EXERCISE PROMPT:
Give the number of lines in the records below that include "server", and nothing more.

*-*-*

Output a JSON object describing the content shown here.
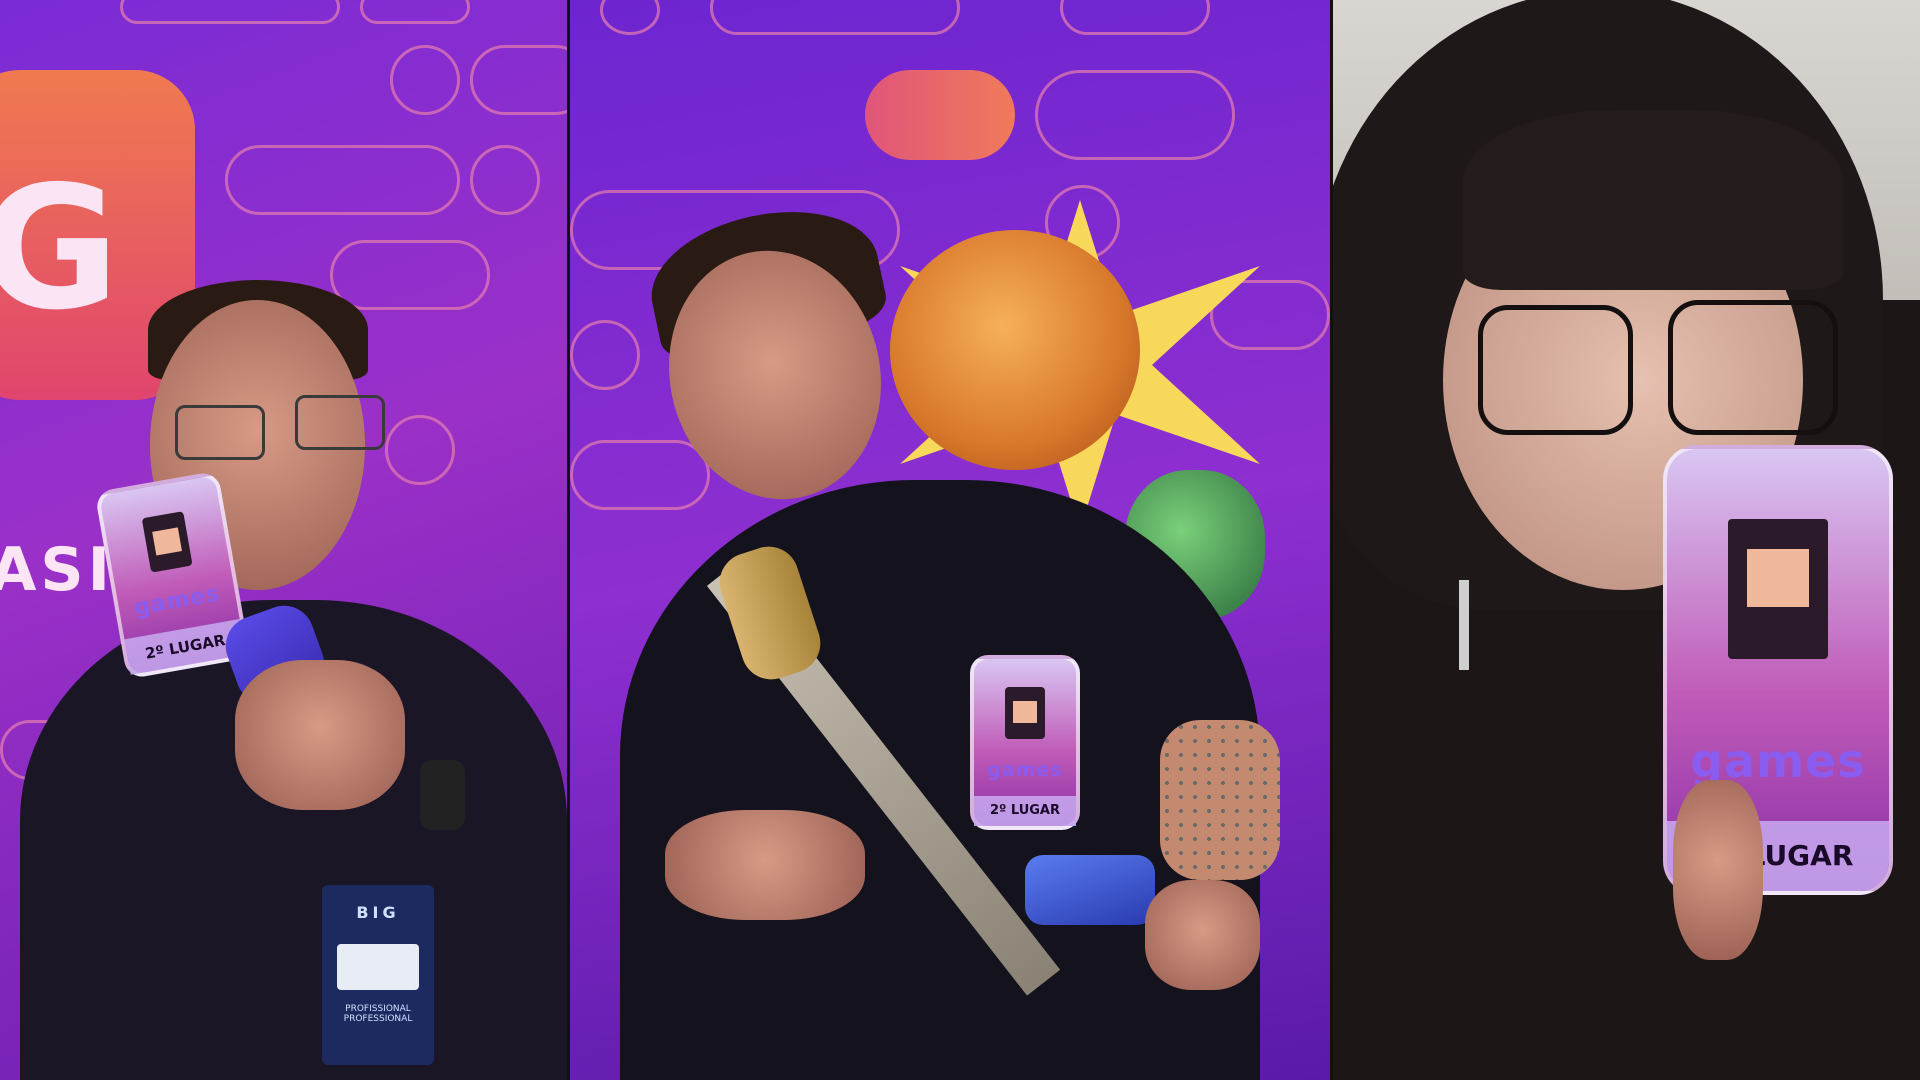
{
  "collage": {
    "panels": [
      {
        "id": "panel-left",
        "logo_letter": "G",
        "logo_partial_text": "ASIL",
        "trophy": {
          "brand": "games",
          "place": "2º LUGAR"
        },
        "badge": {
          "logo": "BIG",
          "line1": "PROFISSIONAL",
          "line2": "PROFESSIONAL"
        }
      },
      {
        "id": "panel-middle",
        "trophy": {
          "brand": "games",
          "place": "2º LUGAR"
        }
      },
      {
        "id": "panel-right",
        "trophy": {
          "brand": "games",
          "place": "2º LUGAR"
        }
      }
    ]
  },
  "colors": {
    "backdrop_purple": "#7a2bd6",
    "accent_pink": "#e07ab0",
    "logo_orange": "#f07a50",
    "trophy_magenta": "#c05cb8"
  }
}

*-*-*

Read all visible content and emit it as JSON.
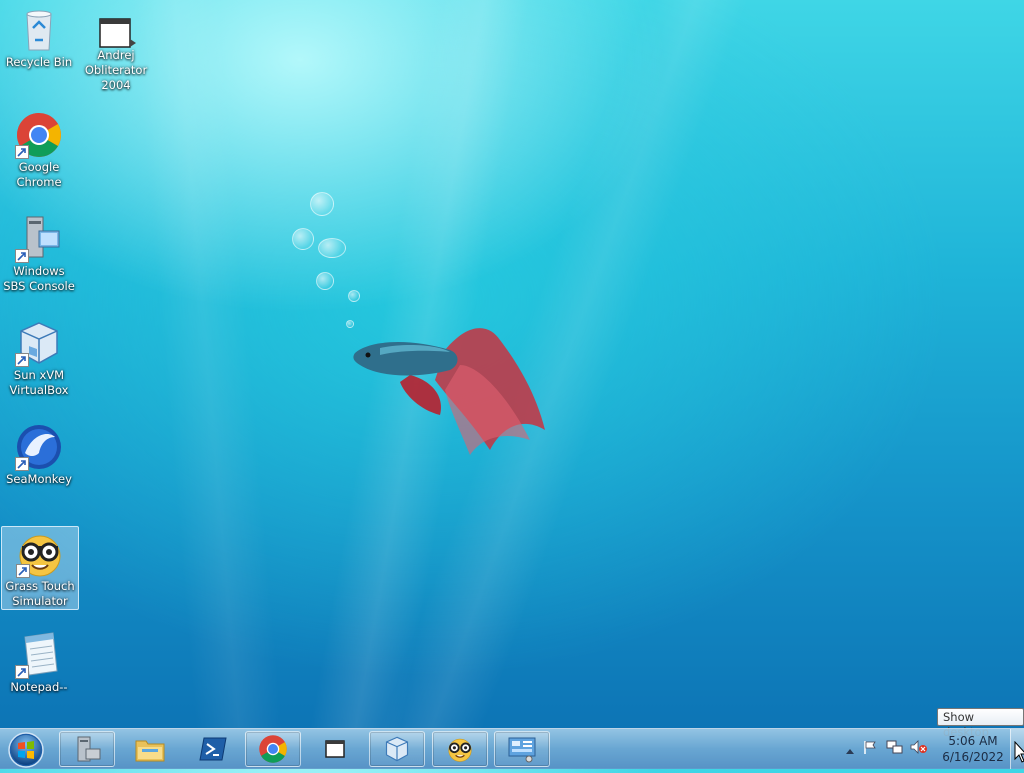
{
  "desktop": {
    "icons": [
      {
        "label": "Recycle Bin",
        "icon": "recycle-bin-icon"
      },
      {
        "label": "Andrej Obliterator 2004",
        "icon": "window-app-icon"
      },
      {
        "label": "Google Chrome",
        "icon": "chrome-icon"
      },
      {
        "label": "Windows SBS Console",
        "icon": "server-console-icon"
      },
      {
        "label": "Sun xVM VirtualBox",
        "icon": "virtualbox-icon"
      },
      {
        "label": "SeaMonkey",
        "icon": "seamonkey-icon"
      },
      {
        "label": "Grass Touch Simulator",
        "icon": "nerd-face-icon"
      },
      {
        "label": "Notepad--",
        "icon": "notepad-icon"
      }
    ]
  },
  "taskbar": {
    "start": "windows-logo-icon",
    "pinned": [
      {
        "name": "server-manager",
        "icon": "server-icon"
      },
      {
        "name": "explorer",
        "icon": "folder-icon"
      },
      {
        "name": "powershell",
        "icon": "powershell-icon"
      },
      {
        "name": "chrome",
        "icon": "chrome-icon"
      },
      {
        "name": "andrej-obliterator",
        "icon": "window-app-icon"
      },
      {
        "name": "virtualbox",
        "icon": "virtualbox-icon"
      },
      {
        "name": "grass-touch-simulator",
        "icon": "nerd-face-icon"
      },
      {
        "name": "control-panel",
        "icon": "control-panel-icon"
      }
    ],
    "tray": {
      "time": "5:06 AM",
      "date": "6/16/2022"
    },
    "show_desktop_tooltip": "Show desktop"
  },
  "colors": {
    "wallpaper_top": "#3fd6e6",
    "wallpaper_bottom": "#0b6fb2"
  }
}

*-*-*

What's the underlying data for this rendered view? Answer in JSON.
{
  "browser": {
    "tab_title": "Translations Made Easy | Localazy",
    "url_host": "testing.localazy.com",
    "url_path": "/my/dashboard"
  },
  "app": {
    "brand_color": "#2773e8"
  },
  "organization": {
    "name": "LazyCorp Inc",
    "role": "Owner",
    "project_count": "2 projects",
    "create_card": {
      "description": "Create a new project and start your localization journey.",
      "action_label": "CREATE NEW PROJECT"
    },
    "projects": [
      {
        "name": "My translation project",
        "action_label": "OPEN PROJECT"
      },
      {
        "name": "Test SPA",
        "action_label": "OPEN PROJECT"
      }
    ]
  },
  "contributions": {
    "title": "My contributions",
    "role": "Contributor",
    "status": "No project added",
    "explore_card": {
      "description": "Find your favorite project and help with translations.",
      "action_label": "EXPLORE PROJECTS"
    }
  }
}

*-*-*

YOUR RESPONSE:
3